**WHAT YOU ARE ASKED TO DO**
Print the data again, exactly.

○ ○ ○

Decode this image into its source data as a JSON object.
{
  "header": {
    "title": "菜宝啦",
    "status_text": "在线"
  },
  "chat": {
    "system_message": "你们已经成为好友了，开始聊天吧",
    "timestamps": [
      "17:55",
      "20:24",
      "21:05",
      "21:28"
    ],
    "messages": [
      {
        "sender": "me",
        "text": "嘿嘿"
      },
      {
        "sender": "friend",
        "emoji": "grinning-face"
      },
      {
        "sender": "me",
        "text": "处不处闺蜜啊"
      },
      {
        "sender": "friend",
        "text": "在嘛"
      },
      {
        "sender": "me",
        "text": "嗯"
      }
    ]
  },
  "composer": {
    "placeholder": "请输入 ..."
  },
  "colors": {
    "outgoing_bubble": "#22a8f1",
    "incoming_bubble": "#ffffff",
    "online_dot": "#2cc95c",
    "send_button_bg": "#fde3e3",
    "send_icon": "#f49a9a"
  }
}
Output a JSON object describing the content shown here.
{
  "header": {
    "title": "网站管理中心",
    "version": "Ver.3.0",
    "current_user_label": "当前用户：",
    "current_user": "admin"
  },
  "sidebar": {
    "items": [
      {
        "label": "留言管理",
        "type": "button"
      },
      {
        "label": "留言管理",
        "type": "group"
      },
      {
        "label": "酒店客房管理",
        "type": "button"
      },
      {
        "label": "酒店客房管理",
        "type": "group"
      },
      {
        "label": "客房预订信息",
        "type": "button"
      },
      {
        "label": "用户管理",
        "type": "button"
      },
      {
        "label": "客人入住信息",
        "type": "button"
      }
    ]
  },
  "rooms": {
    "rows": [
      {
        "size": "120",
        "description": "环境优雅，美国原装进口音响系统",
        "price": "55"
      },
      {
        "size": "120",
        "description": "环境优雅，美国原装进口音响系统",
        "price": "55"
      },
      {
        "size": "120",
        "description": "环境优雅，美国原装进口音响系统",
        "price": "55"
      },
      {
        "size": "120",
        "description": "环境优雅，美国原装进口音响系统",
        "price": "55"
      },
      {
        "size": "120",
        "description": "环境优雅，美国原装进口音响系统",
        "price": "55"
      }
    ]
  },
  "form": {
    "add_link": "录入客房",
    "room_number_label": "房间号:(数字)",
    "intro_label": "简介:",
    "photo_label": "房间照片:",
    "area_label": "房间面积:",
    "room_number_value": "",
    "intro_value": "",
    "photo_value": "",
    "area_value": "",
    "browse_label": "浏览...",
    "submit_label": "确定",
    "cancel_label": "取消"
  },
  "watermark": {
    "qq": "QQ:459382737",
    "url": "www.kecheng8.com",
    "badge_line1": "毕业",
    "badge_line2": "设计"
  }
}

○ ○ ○

**EXERCISE RESPONSE**
Decode this image into its source data as a JSON object.
{
  "header": {
    "title": "菜宝啦",
    "status_text": "在线"
  },
  "chat": {
    "system_message": "你们已经成为好友了，开始聊天吧",
    "timestamps": [
      "17:55",
      "20:24",
      "21:05",
      "21:28"
    ],
    "messages": [
      {
        "sender": "me",
        "text": "嘿嘿"
      },
      {
        "sender": "friend",
        "emoji": "grinning-face"
      },
      {
        "sender": "me",
        "text": "处不处闺蜜啊"
      },
      {
        "sender": "friend",
        "text": "在嘛"
      },
      {
        "sender": "me",
        "text": "嗯"
      }
    ]
  },
  "composer": {
    "placeholder": "请输入 ..."
  },
  "colors": {
    "outgoing_bubble": "#22a8f1",
    "incoming_bubble": "#ffffff",
    "online_dot": "#2cc95c",
    "send_button_bg": "#fde3e3",
    "send_icon": "#f49a9a"
  }
}
Output a JSON object describing the content shown here.
{
  "header": {
    "title": "网站管理中心",
    "version": "Ver.3.0",
    "current_user_label": "当前用户：",
    "current_user": "admin"
  },
  "sidebar": {
    "items": [
      {
        "label": "留言管理",
        "type": "button"
      },
      {
        "label": "留言管理",
        "type": "group"
      },
      {
        "label": "酒店客房管理",
        "type": "button"
      },
      {
        "label": "酒店客房管理",
        "type": "group"
      },
      {
        "label": "客房预订信息",
        "type": "button"
      },
      {
        "label": "用户管理",
        "type": "button"
      },
      {
        "label": "客人入住信息",
        "type": "button"
      }
    ]
  },
  "rooms": {
    "rows": [
      {
        "size": "120",
        "description": "环境优雅，美国原装进口音响系统",
        "price": "55"
      },
      {
        "size": "120",
        "description": "环境优雅，美国原装进口音响系统",
        "price": "55"
      },
      {
        "size": "120",
        "description": "环境优雅，美国原装进口音响系统",
        "price": "55"
      },
      {
        "size": "120",
        "description": "环境优雅，美国原装进口音响系统",
        "price": "55"
      },
      {
        "size": "120",
        "description": "环境优雅，美国原装进口音响系统",
        "price": "55"
      }
    ]
  },
  "form": {
    "add_link": "录入客房",
    "room_number_label": "房间号:(数字)",
    "intro_label": "简介:",
    "photo_label": "房间照片:",
    "area_label": "房间面积:",
    "room_number_value": "",
    "intro_value": "",
    "photo_value": "",
    "area_value": "",
    "browse_label": "浏览...",
    "submit_label": "确定",
    "cancel_label": "取消"
  },
  "watermark": {
    "qq": "QQ:459382737",
    "url": "www.kecheng8.com",
    "badge_line1": "毕业",
    "badge_line2": "设计"
  }
}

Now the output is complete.